The Tun Tavern (the "Tavern") was a brew house built by Samuel Carpenter in 1685. It was located on Philadelphia's historic waterfront at the corner of Water Street and Tun Alley leading to Carpenter's Wharf near what is today known as "Penn's Landing."
Historically, it is regarded as the "First Brew House" built in Philadelphia in 1685, and among the very first in the country. Carpenter's purpose in building the Tavern was to commence the development of the Philadelphia waterfront which he intended as a site for various businesses. The Tavern soon developed a reputation for fine beers in the City of Philadelphia and maintained that reputation for over a century.
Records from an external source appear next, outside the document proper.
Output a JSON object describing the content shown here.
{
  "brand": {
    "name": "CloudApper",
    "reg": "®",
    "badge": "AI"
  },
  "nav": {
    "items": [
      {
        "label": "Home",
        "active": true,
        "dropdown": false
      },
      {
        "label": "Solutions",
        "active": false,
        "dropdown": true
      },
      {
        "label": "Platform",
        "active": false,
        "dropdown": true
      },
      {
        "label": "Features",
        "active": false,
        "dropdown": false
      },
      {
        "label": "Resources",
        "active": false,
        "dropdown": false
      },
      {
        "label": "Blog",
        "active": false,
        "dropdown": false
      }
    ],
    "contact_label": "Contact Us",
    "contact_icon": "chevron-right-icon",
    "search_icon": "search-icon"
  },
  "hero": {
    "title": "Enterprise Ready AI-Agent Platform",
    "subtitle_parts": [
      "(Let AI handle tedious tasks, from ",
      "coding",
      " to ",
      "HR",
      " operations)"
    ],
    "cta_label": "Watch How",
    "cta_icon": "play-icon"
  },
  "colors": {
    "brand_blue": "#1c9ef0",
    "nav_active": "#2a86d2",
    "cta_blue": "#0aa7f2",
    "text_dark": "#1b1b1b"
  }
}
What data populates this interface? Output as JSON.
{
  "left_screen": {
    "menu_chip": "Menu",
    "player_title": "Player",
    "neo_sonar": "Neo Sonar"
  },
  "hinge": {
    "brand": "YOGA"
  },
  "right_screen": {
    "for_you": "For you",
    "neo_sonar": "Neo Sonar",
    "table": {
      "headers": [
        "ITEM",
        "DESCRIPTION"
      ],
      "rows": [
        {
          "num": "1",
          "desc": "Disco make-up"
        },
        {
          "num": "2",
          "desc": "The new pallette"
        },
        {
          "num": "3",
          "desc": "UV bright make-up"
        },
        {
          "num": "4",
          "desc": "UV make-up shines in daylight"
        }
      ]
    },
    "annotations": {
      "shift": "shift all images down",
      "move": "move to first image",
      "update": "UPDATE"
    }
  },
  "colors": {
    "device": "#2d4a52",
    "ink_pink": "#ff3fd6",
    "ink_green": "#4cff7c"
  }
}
Its name is derived from the old English word "Tun" meaning measured cask, barrel, or keg of beer.
During the years following the inception of the Tavern, several events occurred at the Tavern which are of historical significance:
The first meetings of the St. George's Society (forerunner of today's "Sons of the Society of St. George") were held at the Tavern. The Society was a charitable organization founded to assist needy Englishmen arriving in the new colony.
The first meetings of the St. John's #1 Lodge, a Grand Lodge of the Masonic Temple, were held at the Tavern. The election of the first Worshipful Grand Master of the Grand Lodge of Pennsylvania was held at the Tavern; subsequently Benjamin Franklin was its third Grand Master. The Masonic Temple in Philadelphia, recognizes the Tavern as the birthplace of the Masonic teachings in this country; there are estimated to be over 2.3 million Masons in the United States today.
The then proprietor expanded the Tavern into "Peggy Mullan's Red Hot Beef Steak Club at Tun Tavern," which was known to host George Washington, Thomas Jefferson and Benjamin Franklin and on occasion the lst and 2nd Continental Congress.
Tun Tavern was the site for the founding of the St. Andrews Society, a charitable group dedicated to helping underprivileged settlers from Scotland settle in Philadelphia.
Colonel Benjamin Franklin organized the Pennsylvania Militia and utilized the Tavern as a gathering place to recruit the area's first regiment of soldiers to suppress Indian uprisings.
November 10, 1775
On November 10, 1775, Robert Mullan, the proprietor of the Tavern and son of Peggy Mullan, was commissioned by an act of Congress to raise the first two battalions of Marines, under the leadership of Capt. Samuel Nicholas, the first appointed Commandant of the Continental Marines. Nicholas's grandfather was also a member of the Tun Tavern Lodge of Free and Accepted Masons and it is this relationship between Mullan, Nicholas and the Tavern which has resulted in Tun Tavern being acknowledged as the birthplace of the United States Marine Corps. There are an estimated three million active and retired U.S. Marines worldwide who have been exposed in their military training to the historical significance of Tun Tavern. Each year on November 10th, around the world Marines toast the Marine's birthplace on the most significant date in the history of the Corps.